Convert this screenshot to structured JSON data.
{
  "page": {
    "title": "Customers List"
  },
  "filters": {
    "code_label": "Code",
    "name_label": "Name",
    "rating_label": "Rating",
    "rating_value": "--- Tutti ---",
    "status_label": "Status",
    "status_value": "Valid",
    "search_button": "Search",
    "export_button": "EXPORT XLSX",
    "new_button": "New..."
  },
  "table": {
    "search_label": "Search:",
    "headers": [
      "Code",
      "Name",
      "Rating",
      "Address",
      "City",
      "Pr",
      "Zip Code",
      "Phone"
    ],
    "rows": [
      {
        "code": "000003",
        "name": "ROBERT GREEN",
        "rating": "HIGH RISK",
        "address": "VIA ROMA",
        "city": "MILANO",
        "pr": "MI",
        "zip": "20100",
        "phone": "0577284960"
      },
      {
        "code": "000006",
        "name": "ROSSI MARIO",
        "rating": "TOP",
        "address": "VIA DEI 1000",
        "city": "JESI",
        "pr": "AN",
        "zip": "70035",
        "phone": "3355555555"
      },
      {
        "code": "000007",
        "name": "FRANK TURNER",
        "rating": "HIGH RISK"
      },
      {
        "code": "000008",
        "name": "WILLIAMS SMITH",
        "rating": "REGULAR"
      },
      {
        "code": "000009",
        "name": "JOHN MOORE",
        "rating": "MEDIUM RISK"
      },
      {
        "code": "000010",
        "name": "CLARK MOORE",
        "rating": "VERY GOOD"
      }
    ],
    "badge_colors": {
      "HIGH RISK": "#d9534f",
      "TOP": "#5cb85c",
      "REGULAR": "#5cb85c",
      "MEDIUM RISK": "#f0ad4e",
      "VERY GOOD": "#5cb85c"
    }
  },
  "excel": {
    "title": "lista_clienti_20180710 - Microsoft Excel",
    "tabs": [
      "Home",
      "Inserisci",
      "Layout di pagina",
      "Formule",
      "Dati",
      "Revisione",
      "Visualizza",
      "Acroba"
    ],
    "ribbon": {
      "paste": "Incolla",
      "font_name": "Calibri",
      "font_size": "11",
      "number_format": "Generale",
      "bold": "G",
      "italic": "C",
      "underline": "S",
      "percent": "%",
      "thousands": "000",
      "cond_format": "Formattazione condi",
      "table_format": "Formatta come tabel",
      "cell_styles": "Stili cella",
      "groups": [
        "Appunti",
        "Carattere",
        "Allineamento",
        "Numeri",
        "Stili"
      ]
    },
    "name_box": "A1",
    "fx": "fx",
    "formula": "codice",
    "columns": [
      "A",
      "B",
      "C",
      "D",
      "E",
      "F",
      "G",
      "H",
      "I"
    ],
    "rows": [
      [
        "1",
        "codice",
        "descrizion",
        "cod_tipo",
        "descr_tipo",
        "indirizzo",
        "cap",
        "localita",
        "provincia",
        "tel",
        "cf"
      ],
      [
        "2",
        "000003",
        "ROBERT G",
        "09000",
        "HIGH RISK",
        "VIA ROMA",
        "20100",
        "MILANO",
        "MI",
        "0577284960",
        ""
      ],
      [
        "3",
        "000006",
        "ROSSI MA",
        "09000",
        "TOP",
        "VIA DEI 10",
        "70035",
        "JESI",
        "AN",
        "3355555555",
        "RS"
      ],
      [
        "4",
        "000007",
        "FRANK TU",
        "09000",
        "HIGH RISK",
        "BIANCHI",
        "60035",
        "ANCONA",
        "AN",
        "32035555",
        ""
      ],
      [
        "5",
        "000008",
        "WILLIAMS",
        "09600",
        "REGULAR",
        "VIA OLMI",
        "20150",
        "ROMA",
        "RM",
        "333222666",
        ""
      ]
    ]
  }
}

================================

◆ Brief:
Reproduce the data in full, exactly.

◆ The answer:
Convert this screenshot to structured JSON data.
{
  "page": {
    "title": "Customers List"
  },
  "filters": {
    "code_label": "Code",
    "name_label": "Name",
    "rating_label": "Rating",
    "rating_value": "--- Tutti ---",
    "status_label": "Status",
    "status_value": "Valid",
    "search_button": "Search",
    "export_button": "EXPORT XLSX",
    "new_button": "New..."
  },
  "table": {
    "search_label": "Search:",
    "headers": [
      "Code",
      "Name",
      "Rating",
      "Address",
      "City",
      "Pr",
      "Zip Code",
      "Phone"
    ],
    "rows": [
      {
        "code": "000003",
        "name": "ROBERT GREEN",
        "rating": "HIGH RISK",
        "address": "VIA ROMA",
        "city": "MILANO",
        "pr": "MI",
        "zip": "20100",
        "phone": "0577284960"
      },
      {
        "code": "000006",
        "name": "ROSSI MARIO",
        "rating": "TOP",
        "address": "VIA DEI 1000",
        "city": "JESI",
        "pr": "AN",
        "zip": "70035",
        "phone": "3355555555"
      },
      {
        "code": "000007",
        "name": "FRANK TURNER",
        "rating": "HIGH RISK"
      },
      {
        "code": "000008",
        "name": "WILLIAMS SMITH",
        "rating": "REGULAR"
      },
      {
        "code": "000009",
        "name": "JOHN MOORE",
        "rating": "MEDIUM RISK"
      },
      {
        "code": "000010",
        "name": "CLARK MOORE",
        "rating": "VERY GOOD"
      }
    ],
    "badge_colors": {
      "HIGH RISK": "#d9534f",
      "TOP": "#5cb85c",
      "REGULAR": "#5cb85c",
      "MEDIUM RISK": "#f0ad4e",
      "VERY GOOD": "#5cb85c"
    }
  },
  "excel": {
    "title": "lista_clienti_20180710 - Microsoft Excel",
    "tabs": [
      "Home",
      "Inserisci",
      "Layout di pagina",
      "Formule",
      "Dati",
      "Revisione",
      "Visualizza",
      "Acroba"
    ],
    "ribbon": {
      "paste": "Incolla",
      "font_name": "Calibri",
      "font_size": "11",
      "number_format": "Generale",
      "bold": "G",
      "italic": "C",
      "underline": "S",
      "percent": "%",
      "thousands": "000",
      "cond_format": "Formattazione condi",
      "table_format": "Formatta come tabel",
      "cell_styles": "Stili cella",
      "groups": [
        "Appunti",
        "Carattere",
        "Allineamento",
        "Numeri",
        "Stili"
      ]
    },
    "name_box": "A1",
    "fx": "fx",
    "formula": "codice",
    "columns": [
      "A",
      "B",
      "C",
      "D",
      "E",
      "F",
      "G",
      "H",
      "I"
    ],
    "rows": [
      [
        "1",
        "codice",
        "descrizion",
        "cod_tipo",
        "descr_tipo",
        "indirizzo",
        "cap",
        "localita",
        "provincia",
        "tel",
        "cf"
      ],
      [
        "2",
        "000003",
        "ROBERT G",
        "09000",
        "HIGH RISK",
        "VIA ROMA",
        "20100",
        "MILANO",
        "MI",
        "0577284960",
        ""
      ],
      [
        "3",
        "000006",
        "ROSSI MA",
        "09000",
        "TOP",
        "VIA DEI 10",
        "70035",
        "JESI",
        "AN",
        "3355555555",
        "RS"
      ],
      [
        "4",
        "000007",
        "FRANK TU",
        "09000",
        "HIGH RISK",
        "BIANCHI",
        "60035",
        "ANCONA",
        "AN",
        "32035555",
        ""
      ],
      [
        "5",
        "000008",
        "WILLIAMS",
        "09600",
        "REGULAR",
        "VIA OLMI",
        "20150",
        "ROMA",
        "RM",
        "333222666",
        ""
      ]
    ]
  }
}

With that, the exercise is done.